[11].      COAG Reform Council (CRC), COAG cautioned on Indigenous literacy and numeracy achievement, media release, 8 June 2011, viewed 16 June 2011, http://www.coagreformcouncil.gov.au/media/releases/media_release_20110608_2.cfm . See also: CRC, National Indigenous Reform Agreement: supplement on literacy and numeracy achievement 2010, CRC, Sydney, 2011, viewed 16 June 2011, http://www.coagreformcouncil.gov.au/reports/docs/nira_09-10/nira_09-10_supplement.pdf

[12].      Australian Government, Closing the Gap: Prime Minister’s Report 2011, Commonwealth of Australia, Canberra, p. 16, viewed 16 June 2011, http://www.fahcsia.gov.au/sa/indigenous/pubs/closing_the_gap/2011_ctg_pm_report/Documents/2011_ctg_pm_report.pdf  

[13].      Australian Bureau of Statistics (ABS), Schools Australia 2010, cat. no. 4221.0, ABS, Canberra, 2011, p. 27, viewed 16 June 2011, http://www.ausstats.abs.gov.au/Ausstats/subscriber.nsf/0/69FF2D323E81F5F7CA25785500127A08/$File/42210_2010.pdf

[14].      Explanatory Memorandum, Indigenous Education (Targeted Assistance) Amendment Bill 2011, p. [2], viewed 16 June 2011, http://parlinfo.aph.gov.au/parlInfo/download/legislation/ems/r4581_ems_79e06749-3912-45a8-9821-69b38ebc15fb/upload_pdf/355661.pdf;fileType=application%2Fpdf

[15].      Ibid.

[16].      DEEWR, email, 14 June 2011.

[17].      This funding was appropriated by the Indigenous Education (Targeted Assistance) Amendment (2008 Measures No. 1) Act 2008.

[18].      For further information, see DEEWR, ‘Indigenous Support Program (ISP)’, DEEWR website, viewed 16 June 2011, http://www.deewr.gov.au/Indigenous/HigherEducation/Programs/Pages/IndigenousSupport.aspx

[19].      DEEWR, email, 15 June 2011.

For copyright reasons some linked items are only available to members of Parliament.


© Commonwealth of Australia

This work is copyright.

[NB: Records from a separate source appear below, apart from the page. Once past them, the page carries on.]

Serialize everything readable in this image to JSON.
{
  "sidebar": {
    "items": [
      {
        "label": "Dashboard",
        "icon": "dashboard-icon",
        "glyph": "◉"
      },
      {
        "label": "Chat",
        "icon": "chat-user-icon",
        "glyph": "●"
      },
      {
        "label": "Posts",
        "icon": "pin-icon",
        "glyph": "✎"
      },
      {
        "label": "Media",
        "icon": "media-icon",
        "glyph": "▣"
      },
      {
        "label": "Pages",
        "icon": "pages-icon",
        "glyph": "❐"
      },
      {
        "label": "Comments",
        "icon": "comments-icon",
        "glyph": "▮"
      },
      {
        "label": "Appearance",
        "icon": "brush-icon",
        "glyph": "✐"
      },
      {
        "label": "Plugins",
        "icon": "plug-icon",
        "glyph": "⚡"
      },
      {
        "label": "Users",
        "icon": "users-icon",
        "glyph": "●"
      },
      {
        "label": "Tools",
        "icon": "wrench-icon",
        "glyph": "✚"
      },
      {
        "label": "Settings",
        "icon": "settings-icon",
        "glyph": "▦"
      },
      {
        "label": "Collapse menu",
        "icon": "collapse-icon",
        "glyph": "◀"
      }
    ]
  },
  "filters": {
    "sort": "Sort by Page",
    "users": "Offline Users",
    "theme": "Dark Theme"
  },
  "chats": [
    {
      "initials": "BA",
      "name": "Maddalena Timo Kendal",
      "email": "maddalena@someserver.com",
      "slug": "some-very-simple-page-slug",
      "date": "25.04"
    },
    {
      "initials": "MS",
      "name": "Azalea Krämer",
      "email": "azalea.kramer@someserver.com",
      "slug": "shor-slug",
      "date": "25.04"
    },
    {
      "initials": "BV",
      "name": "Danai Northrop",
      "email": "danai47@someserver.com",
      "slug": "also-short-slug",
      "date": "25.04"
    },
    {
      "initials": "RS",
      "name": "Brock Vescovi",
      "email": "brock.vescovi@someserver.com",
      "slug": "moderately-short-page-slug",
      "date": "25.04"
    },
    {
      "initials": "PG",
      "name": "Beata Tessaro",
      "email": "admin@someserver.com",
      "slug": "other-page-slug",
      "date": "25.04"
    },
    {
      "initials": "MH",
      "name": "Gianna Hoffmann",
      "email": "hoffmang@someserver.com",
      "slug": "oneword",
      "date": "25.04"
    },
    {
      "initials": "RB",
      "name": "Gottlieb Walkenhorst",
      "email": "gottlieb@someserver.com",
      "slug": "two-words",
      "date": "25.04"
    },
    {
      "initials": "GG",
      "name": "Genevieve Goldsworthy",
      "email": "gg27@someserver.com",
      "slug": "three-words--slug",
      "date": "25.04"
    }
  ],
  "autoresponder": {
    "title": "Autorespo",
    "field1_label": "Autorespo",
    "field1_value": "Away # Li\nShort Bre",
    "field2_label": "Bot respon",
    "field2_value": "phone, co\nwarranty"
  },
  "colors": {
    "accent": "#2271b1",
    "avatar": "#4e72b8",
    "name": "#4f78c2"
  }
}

Except to the extent of uses permitted by the Copyright Act 1968, no person may reproduce or transmit any part of this work by any process without the prior written consent of the Parliamentary Librarian. This requirement does not apply to members of the Parliament of Australia acting in the course of their official duties.

This work has been prepared to support the work of the Australian Parliament using information available at the time of production. The views expressed do not reflect an official position of the Parliamentary Library, nor do they constitute professional legal opinion.

Feedback is welcome and may be provided to: web.library@aph.gov.au. Any concerns or complaints should be directed to the Parliamentary Librarian. Parliamentary Library staff are available to discuss the contents of publications with Senators and Members and their staff. To access this service, clients may contact the author or the Library’s Central Entry Point for referral.

Facebook LinkedIn Twitter Add | Email Print